But unfortunately for K.C. backers, once again, the only real reason that anyone can point to for their floundering attack is that this team is not good enough. The Royals do not have a .300 on their roster and light-hitting Alberto Callaspo leads the team at .293. The meat of the order is Mike Jacobs (.240), Jose Guillen (.255) and Mark Teahen (.275). The Royals are not terrible with runners in scoring position or runners on base, sitting at No. 18 in the league. However, the problem is getting runners in scoring position to begin with, as they are No. 29 in the Majors in team on-base percentage.

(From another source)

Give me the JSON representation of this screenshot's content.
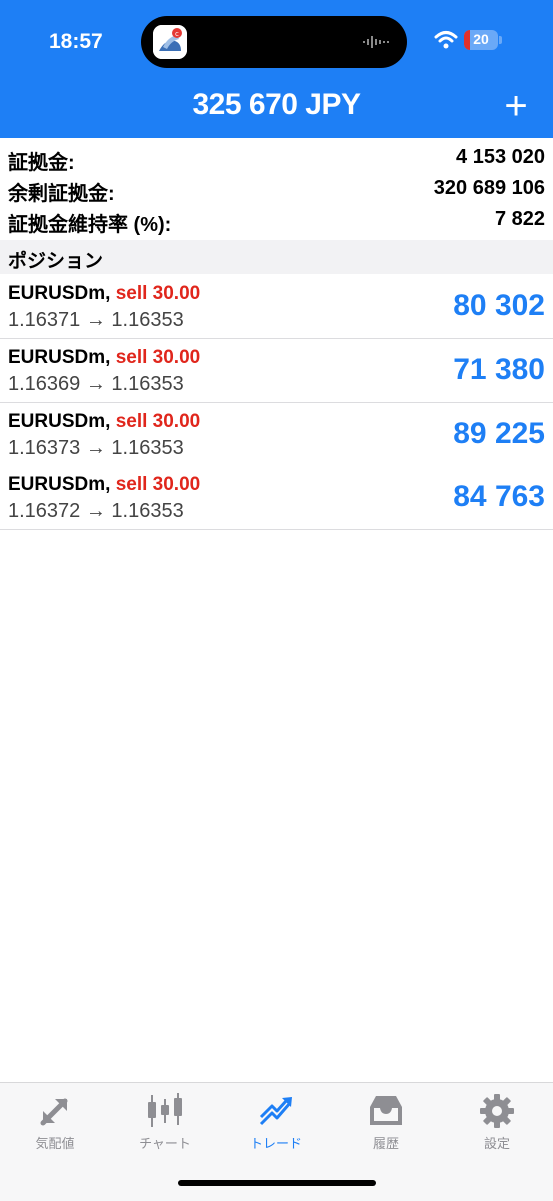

These problems in the batter's box are exacerbated on the road. The Royals are hitting nearly 30 points lower away from Kauffman Stadium and are No. 29 in the league in team batting on the road. With that in mind it's no surprise that the Royals are just 5-16 in their last 21 road games and since a solid 7-5 road start to the year the Royals have dumped 14 of their last 16 away from home.
The strain from a lack of run support and constantly having to play from behind has taken its toll on a pitching staff that started the year looking like one of the best in baseball. Kansas City went from having one of the Top 8 ERA's in the league to a very mediocre No. 15. Their bullpen is rated No. 20 and despite being very solid on the road (No. 8 in team ERA) the Royals pitching staff has been suspect at home (No. 20).
The only serious injury that the Royals have had to endure was the loss of stud closer Joakim Soria. The all star only made three appearances in May before his return last week. Losing a closer is never easy and it has a definitive ripple effect on a bullpen. But that has not been the reason that everyone from the starters to the middle relievers has been getting hit harder as the season wears on.
Criticism of manager Trey Hillman has gotten longer and louder over the last month but I doubt that any moves will be made to shake up the team's leadership. Hillman does appear a little over his head at the moment but I definitely don't think that it's his "fault". If you excuse a poker metaphor, it's as if Hillman is being dealt nothing but a pair of threes or a suited 8-9 and trying to make those hands pay out. Right now it's just not happening for him.
So where do the Royals go from here? Will they continue the downward spiral that's become as familiar in the summer as hot dogs, sun block and underage drinking? Or can this team recapture the magic that it had through the first month of the season when it looked like Everyone's Sleeper? I'd have to say that I'm leaning on the former and that I'm set to play the Royals the same way that I've played them for the last several seasons. Which is to say that I'm ready to start blindly fading them (with the exception of Greinke, who is ridiculous) with little regard to price or opponent.
What further deflates the Royals value is the question over whether or not this team will be buying or selling as we head toward the trade deadline. While the sum of the parts has been substandard there are still some decent pieces on this club. And it's pretty safe to say that if this team starts selling off those parts to build for the future then it will train any of the remaining Happy Happy's out of this clubhouse.
I'm pulling for the Royals. I really am. That is, you know, except when I'm trying to bank on their ineptitude. I still think that this team has the pitching to compete in what is a muddled and middling A.L. Central. But if the Royals don't go out and get some help for their limp offense then they are going to continue to get their glasses broken and their lunch money taken by the bigger, stronger lineups in their division.